Task objective - Print each entry word for word.

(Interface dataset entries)
-- Opening Marker --

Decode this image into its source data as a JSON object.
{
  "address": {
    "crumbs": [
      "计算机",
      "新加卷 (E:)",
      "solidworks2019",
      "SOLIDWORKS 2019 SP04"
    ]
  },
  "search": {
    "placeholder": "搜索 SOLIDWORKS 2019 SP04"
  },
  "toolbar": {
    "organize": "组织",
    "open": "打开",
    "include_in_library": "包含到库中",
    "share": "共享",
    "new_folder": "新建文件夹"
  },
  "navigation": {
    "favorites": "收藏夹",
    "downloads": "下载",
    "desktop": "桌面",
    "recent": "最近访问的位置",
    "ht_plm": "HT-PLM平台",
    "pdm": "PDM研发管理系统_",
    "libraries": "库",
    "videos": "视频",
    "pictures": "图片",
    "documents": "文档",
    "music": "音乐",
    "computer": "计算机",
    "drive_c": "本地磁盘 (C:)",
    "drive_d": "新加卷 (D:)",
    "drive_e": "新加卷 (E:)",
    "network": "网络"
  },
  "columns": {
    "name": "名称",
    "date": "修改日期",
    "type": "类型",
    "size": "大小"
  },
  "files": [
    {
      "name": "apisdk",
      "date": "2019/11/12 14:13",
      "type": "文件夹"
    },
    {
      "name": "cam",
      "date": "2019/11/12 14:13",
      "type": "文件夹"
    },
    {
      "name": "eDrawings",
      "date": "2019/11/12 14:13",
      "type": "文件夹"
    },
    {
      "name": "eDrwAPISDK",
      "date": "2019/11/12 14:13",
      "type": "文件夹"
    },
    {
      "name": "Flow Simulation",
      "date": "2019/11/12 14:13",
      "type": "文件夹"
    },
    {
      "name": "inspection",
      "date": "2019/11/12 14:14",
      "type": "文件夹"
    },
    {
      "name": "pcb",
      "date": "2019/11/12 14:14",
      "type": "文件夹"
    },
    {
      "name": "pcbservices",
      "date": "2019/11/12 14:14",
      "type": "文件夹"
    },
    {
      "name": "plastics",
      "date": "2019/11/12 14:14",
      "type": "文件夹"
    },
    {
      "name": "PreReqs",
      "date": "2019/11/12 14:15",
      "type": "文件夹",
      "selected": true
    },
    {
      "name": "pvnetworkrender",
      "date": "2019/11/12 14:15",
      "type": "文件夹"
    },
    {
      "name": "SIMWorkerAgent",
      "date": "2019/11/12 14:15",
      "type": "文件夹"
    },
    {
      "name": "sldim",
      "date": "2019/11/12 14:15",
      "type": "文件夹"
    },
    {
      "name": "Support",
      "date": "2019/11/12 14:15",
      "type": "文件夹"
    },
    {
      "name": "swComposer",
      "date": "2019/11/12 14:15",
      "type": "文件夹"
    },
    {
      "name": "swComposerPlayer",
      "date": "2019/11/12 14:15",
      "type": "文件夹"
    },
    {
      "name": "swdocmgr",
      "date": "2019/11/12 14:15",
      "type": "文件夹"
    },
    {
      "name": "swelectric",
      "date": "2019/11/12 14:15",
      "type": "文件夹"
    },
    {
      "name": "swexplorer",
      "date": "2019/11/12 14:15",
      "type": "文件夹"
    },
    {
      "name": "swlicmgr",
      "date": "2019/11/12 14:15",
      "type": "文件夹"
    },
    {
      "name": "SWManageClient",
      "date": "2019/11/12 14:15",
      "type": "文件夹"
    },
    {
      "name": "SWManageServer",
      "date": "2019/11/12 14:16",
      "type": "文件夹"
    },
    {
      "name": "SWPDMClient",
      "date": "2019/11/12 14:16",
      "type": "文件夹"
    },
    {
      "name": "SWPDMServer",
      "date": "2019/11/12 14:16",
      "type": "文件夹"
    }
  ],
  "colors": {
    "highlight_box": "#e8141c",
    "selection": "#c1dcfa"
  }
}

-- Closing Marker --

Output below -
Decode this image into its source data as a JSON object.
{
  "address": {
    "crumbs": [
      "计算机",
      "新加卷 (E:)",
      "solidworks2019",
      "SOLIDWORKS 2019 SP04"
    ]
  },
  "search": {
    "placeholder": "搜索 SOLIDWORKS 2019 SP04"
  },
  "toolbar": {
    "organize": "组织",
    "open": "打开",
    "include_in_library": "包含到库中",
    "share": "共享",
    "new_folder": "新建文件夹"
  },
  "navigation": {
    "favorites": "收藏夹",
    "downloads": "下载",
    "desktop": "桌面",
    "recent": "最近访问的位置",
    "ht_plm": "HT-PLM平台",
    "pdm": "PDM研发管理系统_",
    "libraries": "库",
    "videos": "视频",
    "pictures": "图片",
    "documents": "文档",
    "music": "音乐",
    "computer": "计算机",
    "drive_c": "本地磁盘 (C:)",
    "drive_d": "新加卷 (D:)",
    "drive_e": "新加卷 (E:)",
    "network": "网络"
  },
  "columns": {
    "name": "名称",
    "date": "修改日期",
    "type": "类型",
    "size": "大小"
  },
  "files": [
    {
      "name": "apisdk",
      "date": "2019/11/12 14:13",
      "type": "文件夹"
    },
    {
      "name": "cam",
      "date": "2019/11/12 14:13",
      "type": "文件夹"
    },
    {
      "name": "eDrawings",
      "date": "2019/11/12 14:13",
      "type": "文件夹"
    },
    {
      "name": "eDrwAPISDK",
      "date": "2019/11/12 14:13",
      "type": "文件夹"
    },
    {
      "name": "Flow Simulation",
      "date": "2019/11/12 14:13",
      "type": "文件夹"
    },
    {
      "name": "inspection",
      "date": "2019/11/12 14:14",
      "type": "文件夹"
    },
    {
      "name": "pcb",
      "date": "2019/11/12 14:14",
      "type": "文件夹"
    },
    {
      "name": "pcbservices",
      "date": "2019/11/12 14:14",
      "type": "文件夹"
    },
    {
      "name": "plastics",
      "date": "2019/11/12 14:14",
      "type": "文件夹"
    },
    {
      "name": "PreReqs",
      "date": "2019/11/12 14:15",
      "type": "文件夹",
      "selected": true
    },
    {
      "name": "pvnetworkrender",
      "date": "2019/11/12 14:15",
      "type": "文件夹"
    },
    {
      "name": "SIMWorkerAgent",
      "date": "2019/11/12 14:15",
      "type": "文件夹"
    },
    {
      "name": "sldim",
      "date": "2019/11/12 14:15",
      "type": "文件夹"
    },
    {
      "name": "Support",
      "date": "2019/11/12 14:15",
      "type": "文件夹"
    },
    {
      "name": "swComposer",
      "date": "2019/11/12 14:15",
      "type": "文件夹"
    },
    {
      "name": "swComposerPlayer",
      "date": "2019/11/12 14:15",
      "type": "文件夹"
    },
    {
      "name": "swdocmgr",
      "date": "2019/11/12 14:15",
      "type": "文件夹"
    },
    {
      "name": "swelectric",
      "date": "2019/11/12 14:15",
      "type": "文件夹"
    },
    {
      "name": "swexplorer",
      "date": "2019/11/12 14:15",
      "type": "文件夹"
    },
    {
      "name": "swlicmgr",
      "date": "2019/11/12 14:15",
      "type": "文件夹"
    },
    {
      "name": "SWManageClient",
      "date": "2019/11/12 14:15",
      "type": "文件夹"
    },
    {
      "name": "SWManageServer",
      "date": "2019/11/12 14:16",
      "type": "文件夹"
    },
    {
      "name": "SWPDMClient",
      "date": "2019/11/12 14:16",
      "type": "文件夹"
    },
    {
      "name": "SWPDMServer",
      "date": "2019/11/12 14:16",
      "type": "文件夹"
    }
  ],
  "colors": {
    "highlight_box": "#e8141c",
    "selection": "#c1dcfa"
  }
}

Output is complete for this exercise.